DATA FOR REVIEW:
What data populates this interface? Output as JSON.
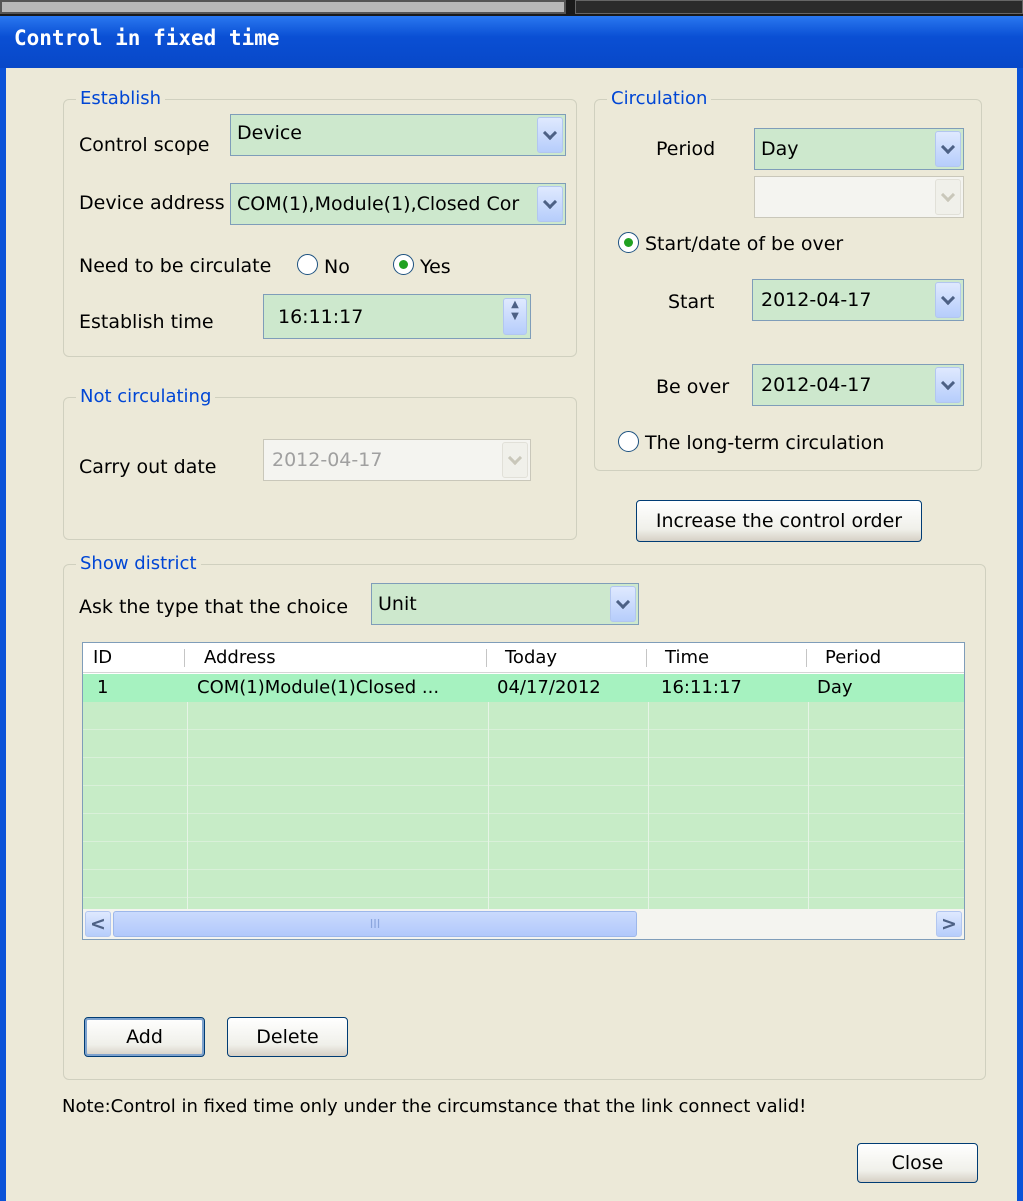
{
  "window": {
    "title": "Control in fixed time"
  },
  "establish": {
    "legend": "Establish",
    "control_scope_label": "Control scope",
    "control_scope_value": "Device",
    "device_address_label": "Device address",
    "device_address_value": "COM(1),Module(1),Closed Cor",
    "circulate_label": "Need to be circulate",
    "radio_no": "No",
    "radio_yes": "Yes",
    "circulate_selected": "Yes",
    "establish_time_label": "Establish time",
    "establish_time_value": "16:11:17"
  },
  "not_circulating": {
    "legend": "Not circulating",
    "carry_out_label": "Carry out date",
    "carry_out_value": "2012-04-17"
  },
  "circulation": {
    "legend": "Circulation",
    "period_label": "Period",
    "period_value": "Day",
    "second_value": "",
    "radio_start_over": "Start/date of be over",
    "start_label": "Start",
    "start_value": "2012-04-17",
    "be_over_label": "Be over",
    "be_over_value": "2012-04-17",
    "radio_long_term": "The long-term circulation",
    "selected": "Start/date of be over"
  },
  "increase_button": "Increase the control order",
  "show_district": {
    "legend": "Show district",
    "ask_label": "Ask the type that the choice",
    "ask_value": "Unit",
    "columns": [
      "ID",
      "Address",
      "Today",
      "Time",
      "Period"
    ],
    "rows": [
      {
        "id": "1",
        "address": "COM(1)Module(1)Closed ...",
        "today": "04/17/2012",
        "time": "16:11:17",
        "period": "Day"
      }
    ],
    "scroll_thumb_grip": "III",
    "add_button": "Add",
    "delete_button": "Delete"
  },
  "note": "Note:Control in fixed time only under the circumstance that the link connect valid!",
  "close_button": "Close",
  "colors": {
    "title_bar": "#0a52d8",
    "client_bg": "#ece9d8",
    "field_bg": "#cde8cd",
    "selected_row": "#a6f2c0",
    "legend_text": "#0046d5"
  }
}
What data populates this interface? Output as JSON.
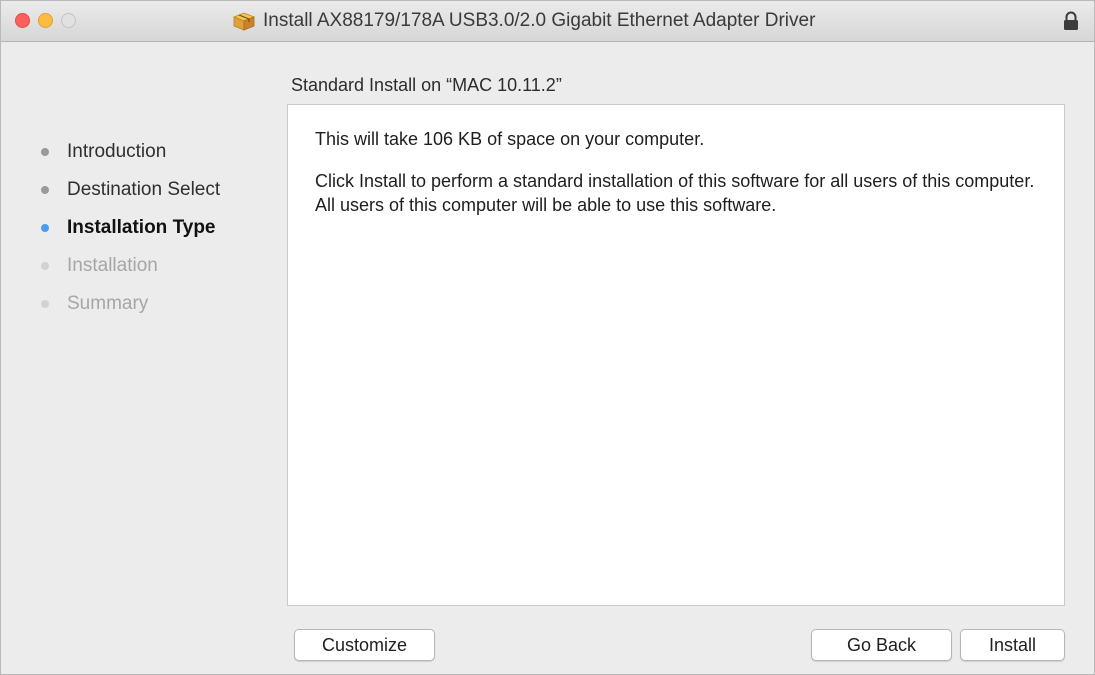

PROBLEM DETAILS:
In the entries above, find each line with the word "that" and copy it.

ANSWER BOX:
    "ask_label": "Ask the type that the choice",
  "note": "Note:Control in fixed time only under the circumstance that the link connect valid!",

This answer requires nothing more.